(Element data from apps and pages)
^^^^

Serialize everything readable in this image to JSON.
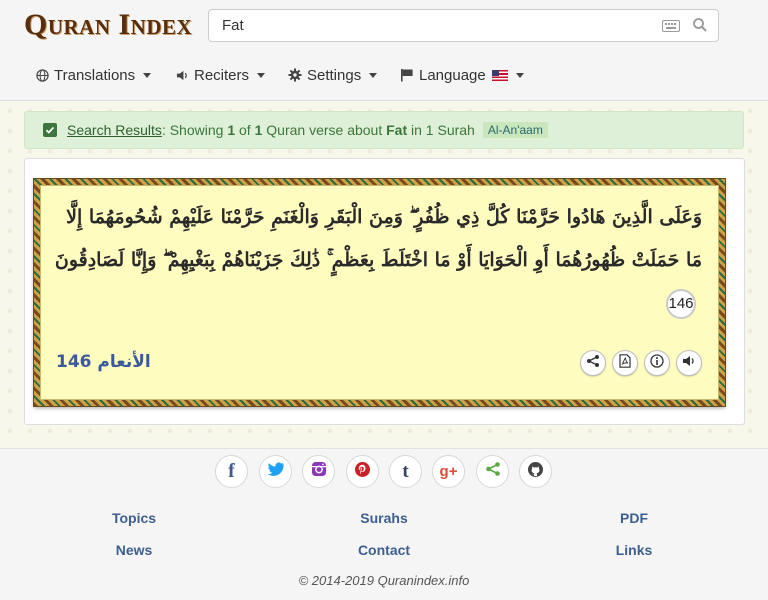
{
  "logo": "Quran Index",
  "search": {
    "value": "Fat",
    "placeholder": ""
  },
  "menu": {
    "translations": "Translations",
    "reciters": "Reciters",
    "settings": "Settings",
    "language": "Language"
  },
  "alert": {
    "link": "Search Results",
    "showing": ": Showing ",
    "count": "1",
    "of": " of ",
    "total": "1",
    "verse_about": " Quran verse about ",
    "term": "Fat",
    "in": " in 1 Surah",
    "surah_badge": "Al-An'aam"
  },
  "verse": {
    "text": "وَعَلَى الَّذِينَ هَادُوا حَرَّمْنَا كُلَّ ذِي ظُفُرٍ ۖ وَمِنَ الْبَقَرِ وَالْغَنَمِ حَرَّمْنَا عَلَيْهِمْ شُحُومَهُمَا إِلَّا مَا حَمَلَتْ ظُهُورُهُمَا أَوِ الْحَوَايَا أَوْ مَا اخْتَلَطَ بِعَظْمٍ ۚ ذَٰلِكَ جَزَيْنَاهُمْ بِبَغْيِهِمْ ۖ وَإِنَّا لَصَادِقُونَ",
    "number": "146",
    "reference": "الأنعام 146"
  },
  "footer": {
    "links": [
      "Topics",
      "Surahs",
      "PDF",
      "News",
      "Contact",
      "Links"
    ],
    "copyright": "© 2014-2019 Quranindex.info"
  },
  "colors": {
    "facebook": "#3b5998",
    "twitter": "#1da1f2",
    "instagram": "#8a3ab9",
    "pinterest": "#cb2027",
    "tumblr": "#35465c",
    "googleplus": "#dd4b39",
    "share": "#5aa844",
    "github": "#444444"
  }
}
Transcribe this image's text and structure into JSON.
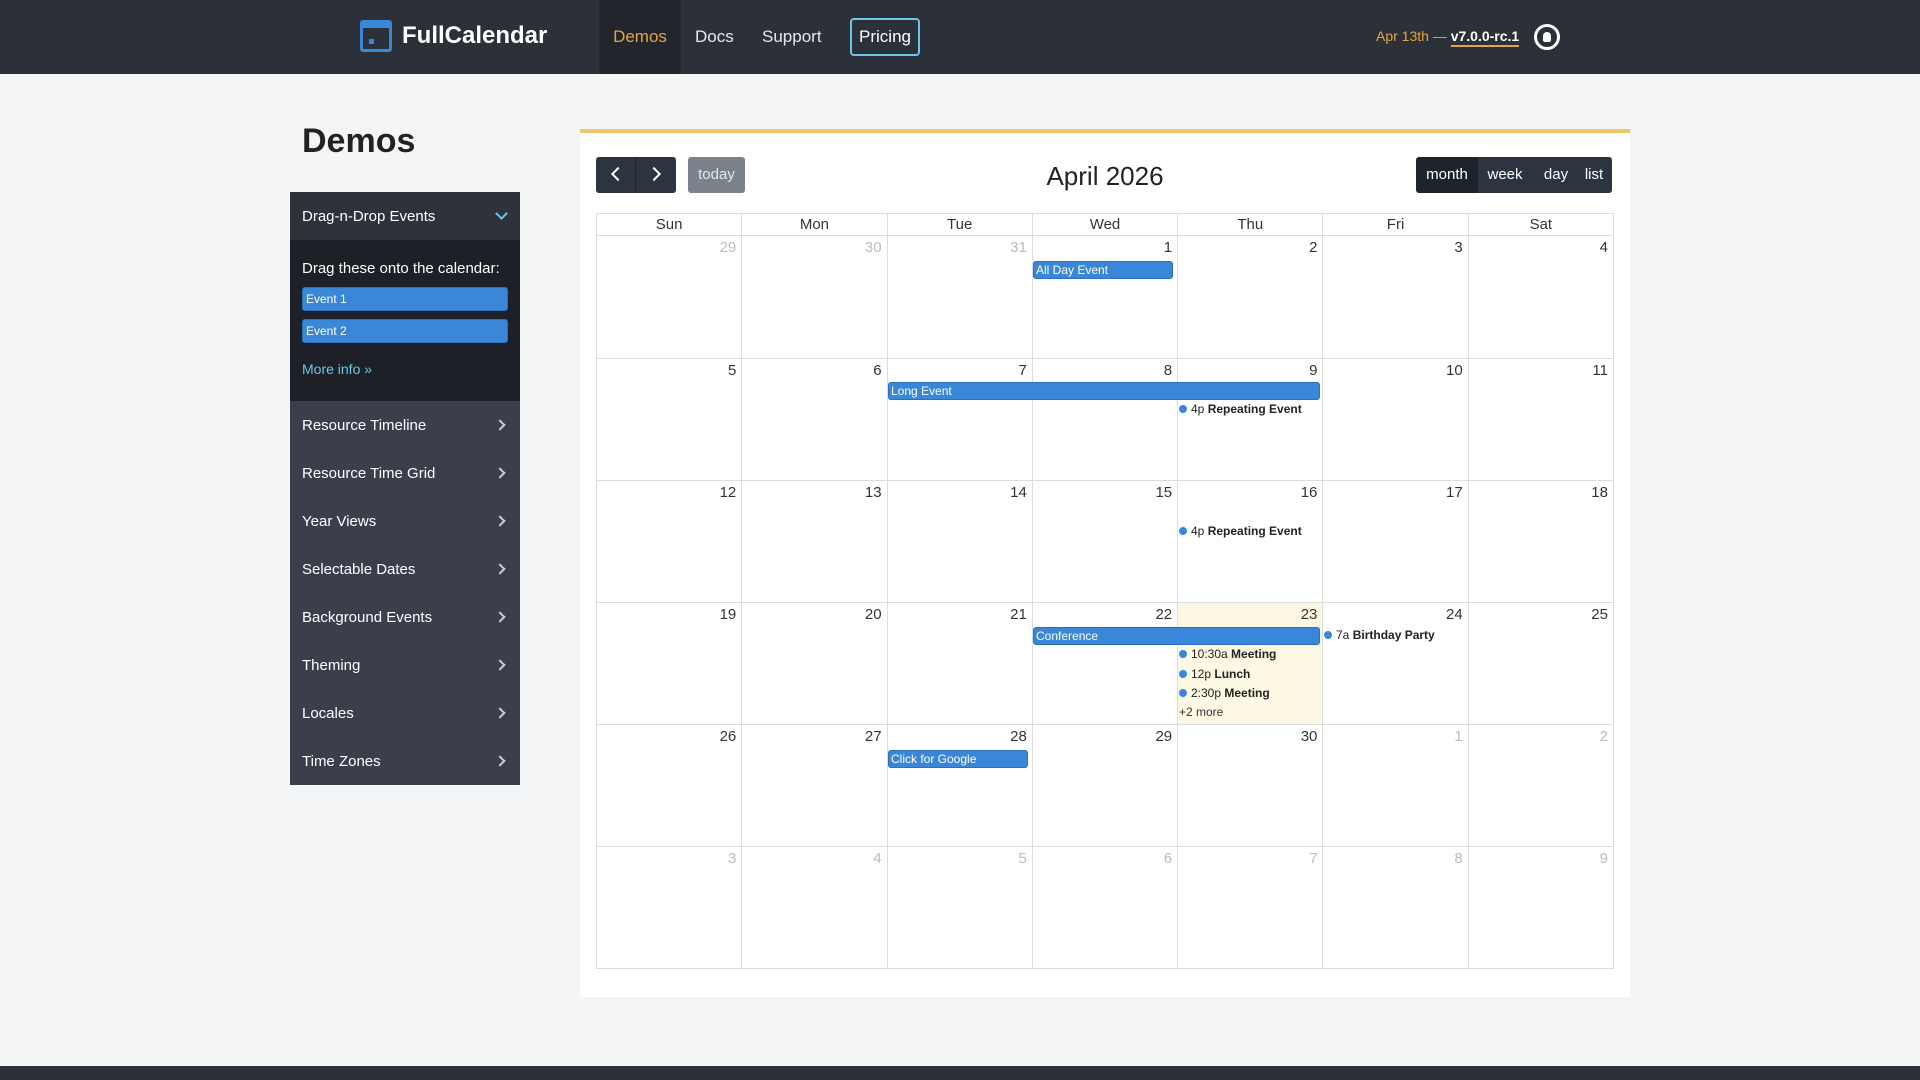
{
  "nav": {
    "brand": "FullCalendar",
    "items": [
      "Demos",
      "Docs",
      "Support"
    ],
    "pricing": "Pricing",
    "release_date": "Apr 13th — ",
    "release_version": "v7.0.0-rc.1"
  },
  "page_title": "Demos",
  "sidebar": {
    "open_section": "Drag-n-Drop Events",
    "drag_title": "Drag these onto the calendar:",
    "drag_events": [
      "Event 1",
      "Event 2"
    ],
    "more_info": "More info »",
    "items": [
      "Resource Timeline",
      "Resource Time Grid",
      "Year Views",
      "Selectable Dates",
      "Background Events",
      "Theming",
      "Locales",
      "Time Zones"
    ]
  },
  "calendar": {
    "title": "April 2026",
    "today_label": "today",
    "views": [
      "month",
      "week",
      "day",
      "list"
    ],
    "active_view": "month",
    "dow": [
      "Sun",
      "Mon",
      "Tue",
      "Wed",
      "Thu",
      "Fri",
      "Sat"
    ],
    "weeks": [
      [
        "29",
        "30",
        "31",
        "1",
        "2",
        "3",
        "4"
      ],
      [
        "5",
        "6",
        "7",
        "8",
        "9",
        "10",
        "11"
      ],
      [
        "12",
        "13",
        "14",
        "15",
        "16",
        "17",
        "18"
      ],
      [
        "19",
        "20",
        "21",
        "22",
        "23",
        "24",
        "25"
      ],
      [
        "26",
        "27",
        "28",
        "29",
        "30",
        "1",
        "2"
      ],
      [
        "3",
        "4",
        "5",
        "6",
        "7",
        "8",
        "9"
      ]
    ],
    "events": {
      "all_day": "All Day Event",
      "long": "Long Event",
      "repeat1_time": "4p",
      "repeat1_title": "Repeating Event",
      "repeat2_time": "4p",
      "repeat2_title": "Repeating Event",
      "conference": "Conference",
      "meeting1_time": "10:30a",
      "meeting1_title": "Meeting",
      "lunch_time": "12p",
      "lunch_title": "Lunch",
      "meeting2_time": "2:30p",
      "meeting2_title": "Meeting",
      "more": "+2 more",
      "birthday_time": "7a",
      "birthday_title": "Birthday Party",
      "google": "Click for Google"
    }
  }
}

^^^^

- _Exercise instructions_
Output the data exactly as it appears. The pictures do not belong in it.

- _Result of the exercise_
Serialize everything readable in this image to JSON.
{
  "logo": "Quran Index",
  "search": {
    "value": "Fat",
    "placeholder": ""
  },
  "menu": {
    "translations": "Translations",
    "reciters": "Reciters",
    "settings": "Settings",
    "language": "Language"
  },
  "alert": {
    "link": "Search Results",
    "showing": ": Showing ",
    "count": "1",
    "of": " of ",
    "total": "1",
    "verse_about": " Quran verse about ",
    "term": "Fat",
    "in": " in 1 Surah",
    "surah_badge": "Al-An'aam"
  },
  "verse": {
    "text": "وَعَلَى الَّذِينَ هَادُوا حَرَّمْنَا كُلَّ ذِي ظُفُرٍ ۖ وَمِنَ الْبَقَرِ وَالْغَنَمِ حَرَّمْنَا عَلَيْهِمْ شُحُومَهُمَا إِلَّا مَا حَمَلَتْ ظُهُورُهُمَا أَوِ الْحَوَايَا أَوْ مَا اخْتَلَطَ بِعَظْمٍ ۚ ذَٰلِكَ جَزَيْنَاهُمْ بِبَغْيِهِمْ ۖ وَإِنَّا لَصَادِقُونَ",
    "number": "146",
    "reference": "الأنعام 146"
  },
  "footer": {
    "links": [
      "Topics",
      "Surahs",
      "PDF",
      "News",
      "Contact",
      "Links"
    ],
    "copyright": "© 2014-2019 Quranindex.info"
  },
  "colors": {
    "facebook": "#3b5998",
    "twitter": "#1da1f2",
    "instagram": "#8a3ab9",
    "pinterest": "#cb2027",
    "tumblr": "#35465c",
    "googleplus": "#dd4b39",
    "share": "#5aa844",
    "github": "#444444"
  }
}
Transcribe this image's text and structure into JSON.
{
  "nav": {
    "brand": "FullCalendar",
    "items": [
      "Demos",
      "Docs",
      "Support"
    ],
    "pricing": "Pricing",
    "release_date": "Apr 13th — ",
    "release_version": "v7.0.0-rc.1"
  },
  "page_title": "Demos",
  "sidebar": {
    "open_section": "Drag-n-Drop Events",
    "drag_title": "Drag these onto the calendar:",
    "drag_events": [
      "Event 1",
      "Event 2"
    ],
    "more_info": "More info »",
    "items": [
      "Resource Timeline",
      "Resource Time Grid",
      "Year Views",
      "Selectable Dates",
      "Background Events",
      "Theming",
      "Locales",
      "Time Zones"
    ]
  },
  "calendar": {
    "title": "April 2026",
    "today_label": "today",
    "views": [
      "month",
      "week",
      "day",
      "list"
    ],
    "active_view": "month",
    "dow": [
      "Sun",
      "Mon",
      "Tue",
      "Wed",
      "Thu",
      "Fri",
      "Sat"
    ],
    "weeks": [
      [
        "29",
        "30",
        "31",
        "1",
        "2",
        "3",
        "4"
      ],
      [
        "5",
        "6",
        "7",
        "8",
        "9",
        "10",
        "11"
      ],
      [
        "12",
        "13",
        "14",
        "15",
        "16",
        "17",
        "18"
      ],
      [
        "19",
        "20",
        "21",
        "22",
        "23",
        "24",
        "25"
      ],
      [
        "26",
        "27",
        "28",
        "29",
        "30",
        "1",
        "2"
      ],
      [
        "3",
        "4",
        "5",
        "6",
        "7",
        "8",
        "9"
      ]
    ],
    "events": {
      "all_day": "All Day Event",
      "long": "Long Event",
      "repeat1_time": "4p",
      "repeat1_title": "Repeating Event",
      "repeat2_time": "4p",
      "repeat2_title": "Repeating Event",
      "conference": "Conference",
      "meeting1_time": "10:30a",
      "meeting1_title": "Meeting",
      "lunch_time": "12p",
      "lunch_title": "Lunch",
      "meeting2_time": "2:30p",
      "meeting2_title": "Meeting",
      "more": "+2 more",
      "birthday_time": "7a",
      "birthday_title": "Birthday Party",
      "google": "Click for Google"
    }
  }
}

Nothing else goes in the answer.